Well, we’ve waited all month to see Superman in present-day action (and to understand the connection to Stormwatch), and here we are. While I typically worship any effort by DC vet Perez (who inked Green Arrow earlier this month), I don’t think he’s the greatest fit for Superman as a writer or a penciller. That said, he was the man behind Wonder Woman’s most solid relaunch, back in the 80s. The preview makes it sound like Superman will come out swinging in this title. Will it be a kid-friendly bash-up Supes comic, or one of Perez’s mythology-heavy reimaginings? For DC’s sake, I hope the former, because Grant Morrison on Action is a little too weird for your average tween. (On the flip side, this might seem hopelessly trite compared to Morrison.)
Written by Scott Lobdell with art by Brett Booth & Norm Rapmund
It’s a third former Robin – this time, Tim Drake – who precipitates this team up. He’s vastly outmatched by a team that includes junior versions of Wonder Woman, Flash, and – if the art is to be trusted – the new Superboy. I’ve never once had the urge to pick up a Teen Titans book but, like Red Hood last week, this is the kind of title that plays to Scott Lobdell’s strengths. Except, that title was abominable. Add to that bold, dynamic artwork from Booth & Rapmund and this could be a brash, explosive title or a complete failure.

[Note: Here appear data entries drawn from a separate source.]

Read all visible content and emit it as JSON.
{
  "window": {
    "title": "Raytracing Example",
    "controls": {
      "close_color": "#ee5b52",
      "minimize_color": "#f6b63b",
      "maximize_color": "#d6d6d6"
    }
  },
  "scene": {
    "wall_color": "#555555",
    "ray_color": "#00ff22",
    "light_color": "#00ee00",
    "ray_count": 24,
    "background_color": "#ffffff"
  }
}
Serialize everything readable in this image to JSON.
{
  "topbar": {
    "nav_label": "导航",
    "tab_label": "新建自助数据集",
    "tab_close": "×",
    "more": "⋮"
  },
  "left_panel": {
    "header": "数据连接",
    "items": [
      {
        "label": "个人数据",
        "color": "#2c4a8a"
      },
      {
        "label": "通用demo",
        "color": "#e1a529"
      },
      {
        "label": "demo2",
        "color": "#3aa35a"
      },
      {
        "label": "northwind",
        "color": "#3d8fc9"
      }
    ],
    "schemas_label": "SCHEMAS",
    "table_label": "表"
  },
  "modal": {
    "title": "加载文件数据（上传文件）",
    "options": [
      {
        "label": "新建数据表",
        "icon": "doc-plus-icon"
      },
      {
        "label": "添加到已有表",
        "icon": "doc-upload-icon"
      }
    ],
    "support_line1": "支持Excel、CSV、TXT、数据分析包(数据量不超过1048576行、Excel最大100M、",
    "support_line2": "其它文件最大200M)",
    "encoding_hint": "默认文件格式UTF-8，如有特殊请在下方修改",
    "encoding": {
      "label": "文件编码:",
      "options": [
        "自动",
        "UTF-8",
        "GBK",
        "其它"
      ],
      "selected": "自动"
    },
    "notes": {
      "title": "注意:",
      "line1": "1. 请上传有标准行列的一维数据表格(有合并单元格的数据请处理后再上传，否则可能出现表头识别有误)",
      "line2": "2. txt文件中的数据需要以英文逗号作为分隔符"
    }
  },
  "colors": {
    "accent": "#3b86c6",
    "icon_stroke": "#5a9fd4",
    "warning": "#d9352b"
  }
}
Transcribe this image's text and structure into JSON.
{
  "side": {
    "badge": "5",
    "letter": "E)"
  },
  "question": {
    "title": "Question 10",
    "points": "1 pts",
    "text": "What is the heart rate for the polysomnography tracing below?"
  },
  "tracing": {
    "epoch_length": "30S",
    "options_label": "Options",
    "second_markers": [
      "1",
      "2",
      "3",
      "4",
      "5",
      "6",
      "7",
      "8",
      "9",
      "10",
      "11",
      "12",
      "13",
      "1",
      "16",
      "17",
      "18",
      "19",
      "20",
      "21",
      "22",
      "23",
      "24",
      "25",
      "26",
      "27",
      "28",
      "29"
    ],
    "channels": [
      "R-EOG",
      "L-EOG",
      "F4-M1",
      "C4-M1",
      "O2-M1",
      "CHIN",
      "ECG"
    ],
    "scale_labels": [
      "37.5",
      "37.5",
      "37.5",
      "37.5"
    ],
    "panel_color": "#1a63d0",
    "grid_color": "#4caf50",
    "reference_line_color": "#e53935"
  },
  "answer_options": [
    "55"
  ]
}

Written by Ron Marz with art by Sami Barsi
The other half the WildCATs pair of solo titles that made it into the relaunch stars former stripper and half Daemonite Voodoo. Alan Moore since touched the character in a solo run I have no knowledge of, which is maybe why she merits her own book here. Art previews have shown the issue is heavy on the stripping, light on the … well… anything else. I think there are a lot of interesting things to be done with Voodoo, especially in contrast to the harder edge of Grifter, but I fear this may be one of the first casualties of the new 52 unlike the sex appeal factor catches on quickly with male readers.